£3bn set aside for Brexit preparations.


Revised down to 1.5% in 2017 from 2%.

Forecasts are 1.4% in 2018, 1.3% 2019, 1.3% 2020, 1.5% 2021 and 1.6% 2022.

In March, the forecasts were 1.6% in 2018, 1.7% 2019, 1.9% 2020 and 2% 2021.


£49.9bn this year, down from previous estimate of £58bn.

Down from £39.5bn next year to £25.6bn in 2022-23.

Research and development

£2.3bn of investment.

Increased Tax credit for Large Companies to 12%

Investigate charges on plastic waste.


£20bn of new investment in UK knowledge-intensive industries.

£2.5bn from the business bank.

Encourage pension fund investment.

Boost to EIS.

Replace funding from Europe.

Electric cars

£400m charging infrastructure.

Those charging electric vehicles at work will not face taxes.

By bailhachelinton, Nov 2 2017 01:06PM

As well as many of the country's 45 million savers, anyone considering buying an annuity for their pension will also see better deals. The main losers will be households with a variable rate mortgage.

Of the 8.1 million households with a mortgage, 3.7 million, or 46%, are on either a standard variable rate or a tracker rate.

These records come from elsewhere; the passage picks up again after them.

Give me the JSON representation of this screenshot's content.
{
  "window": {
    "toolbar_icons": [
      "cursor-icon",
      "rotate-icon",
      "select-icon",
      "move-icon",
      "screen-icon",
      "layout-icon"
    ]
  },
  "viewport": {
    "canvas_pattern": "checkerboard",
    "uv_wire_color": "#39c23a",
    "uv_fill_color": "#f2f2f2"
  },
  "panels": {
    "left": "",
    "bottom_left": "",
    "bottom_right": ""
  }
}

By bailhachelinton, Oct 9 2017 11:24AM

It will still be possible to deposit the old coins at most high street banks and the Post Office after that date.

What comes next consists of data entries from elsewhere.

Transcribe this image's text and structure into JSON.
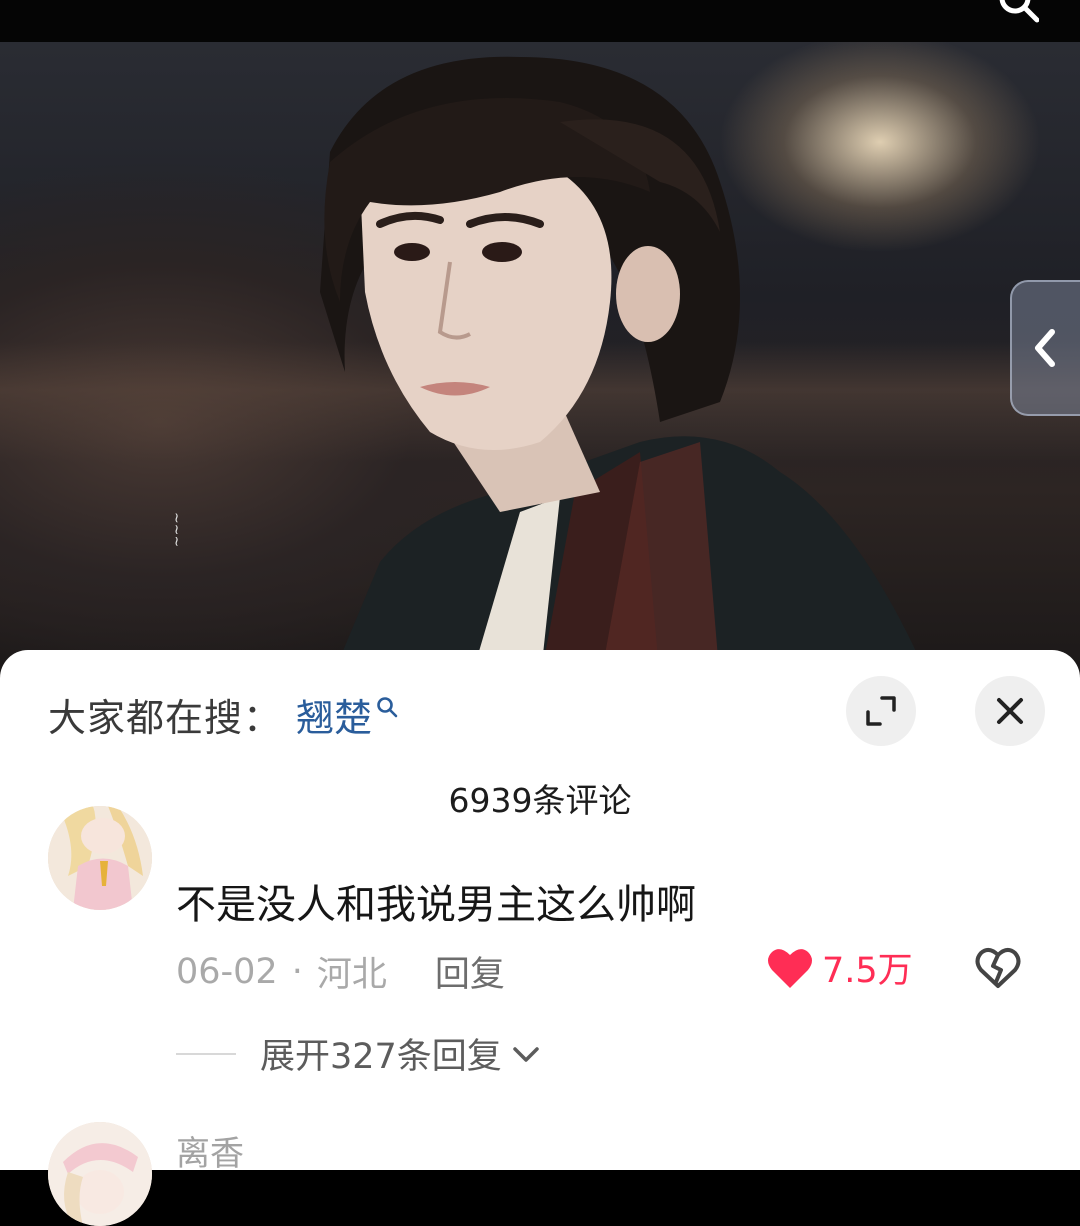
{
  "search_bar": {
    "prefix": "大家都在搜：",
    "term": "翘楚"
  },
  "comments_header": {
    "count_label": "6939条评论"
  },
  "comments": [
    {
      "text": "不是没人和我说男主这么帅啊",
      "date": "06-02",
      "separator": "·",
      "location": "河北",
      "reply_label": "回复",
      "likes": "7.5万",
      "expand_replies_label": "展开327条回复"
    },
    {
      "username": "离香"
    }
  ],
  "colors": {
    "like_red": "#ff2d55",
    "search_term_blue": "#2a5d9b",
    "sheet_bg": "#ffffff"
  },
  "icons": [
    "search-icon",
    "chevron-left-icon",
    "expand-icon",
    "close-icon",
    "heart-icon",
    "broken-heart-icon",
    "chevron-down-icon",
    "search-mini-icon"
  ]
}
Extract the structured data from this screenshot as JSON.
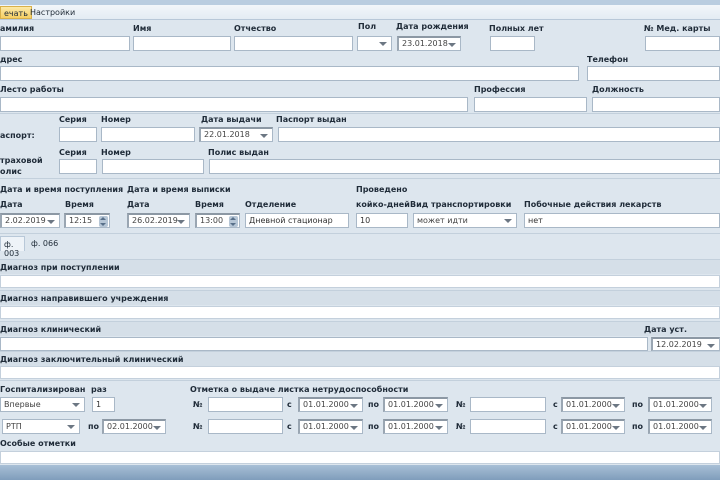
{
  "ribbon": {
    "tabs": [
      "ечать",
      "Настройки"
    ]
  },
  "patient": {
    "surname_label": "амилия",
    "name_label": "Имя",
    "patronymic_label": "Отчество",
    "sex_label": "Пол",
    "dob_label": "Дата рождения",
    "dob_value": "23.01.2018",
    "age_label": "Полных лет",
    "card_label": "№ Мед. карты",
    "address_label": "дрес",
    "phone_label": "Телефон",
    "work_label": "Лесто работы",
    "profession_label": "Профессия",
    "position_label": "Должность",
    "passport_label": "аспорт:",
    "series_label": "Серия",
    "number_label": "Номер",
    "issue_date_label": "Дата выдачи",
    "issue_date_value": "22.01.2018",
    "passport_issued_label": "Паспорт выдан",
    "insurance_label_1": "траховой",
    "insurance_label_2": "олис",
    "policy_series_label": "Серия",
    "policy_number_label": "Номер",
    "policy_issued_label": "Полис выдан"
  },
  "stay": {
    "admission_label": "Дата и время поступления",
    "discharge_label": "Дата и время выписки",
    "conducted_label": "Проведено",
    "adm_date_label": "Дата",
    "adm_time_label": "Время",
    "adm_date": "2.02.2019",
    "adm_time": "12:15",
    "dis_date_label": "Дата",
    "dis_time_label": "Время",
    "dis_date": "26.02.2019",
    "dis_time": "13:00",
    "department_label": "Отделение",
    "department": "Дневной стационар",
    "bed_days_label": "койко-дней",
    "bed_days": "10",
    "transport_label": "Вид транспортировки",
    "transport": "может идти",
    "side_effects_label": "Побочные действия лекарств",
    "side_effects": "нет"
  },
  "form_tabs": [
    "ф. 003",
    "ф. 066"
  ],
  "diagnoses": {
    "admission": "Диагноз при поступлении",
    "referring": "Диагноз направившего учреждения",
    "clinical": "Диагноз клинический",
    "set_date_label": "Дата уст.",
    "set_date": "12.02.2019",
    "final": "Диагноз заключительный клинический"
  },
  "hosp": {
    "hospitalized_label": "Госпитализирован",
    "times_label": "раз",
    "hospitalized": "Впервые",
    "times": "1",
    "type": "РТП",
    "to_label": "по",
    "to_date": "02.01.2000",
    "sick_leave_label": "Отметка о выдаче листка нетрудоспособности",
    "no_label": "№",
    "from_label": "с",
    "till_label": "по",
    "date": "01.01.2000",
    "special_label": "Особые отметки"
  }
}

About 1.2 billion coins have so far been returned, but an estimated 500 million are still in circulation.

By bailhachelinton, Sep 28 2017 10:24AM

The Bank of England's chief economist Andy Haldane said an interest rate rise would be a sign the UK economy was "healing" and should not be something to fear.

Interest rates are currently at a record low of 0.25pc in the UK, having been cut last August after the Brexit vote as part of the emergency stimulus deployed by the Bank.

However, while there have been hints the Monetary Policy Committee were thinking of reversing the emergency measures, each meeting they have voted to keep rates on hold amid concern over inflation outpacing wage growth.

By bailhachelinton, Sep 25 2017 11:18AM

An HMRC spokesperson confirmed to AccountingWEB that businesses need only satisfy either of the minimum criteria, so your clients may qualify on the basis of employee numbers alone. The tax authority also clarified that the employee measurement is based solely on headcount, meaning that part-time workers count towards satisfying the requirement.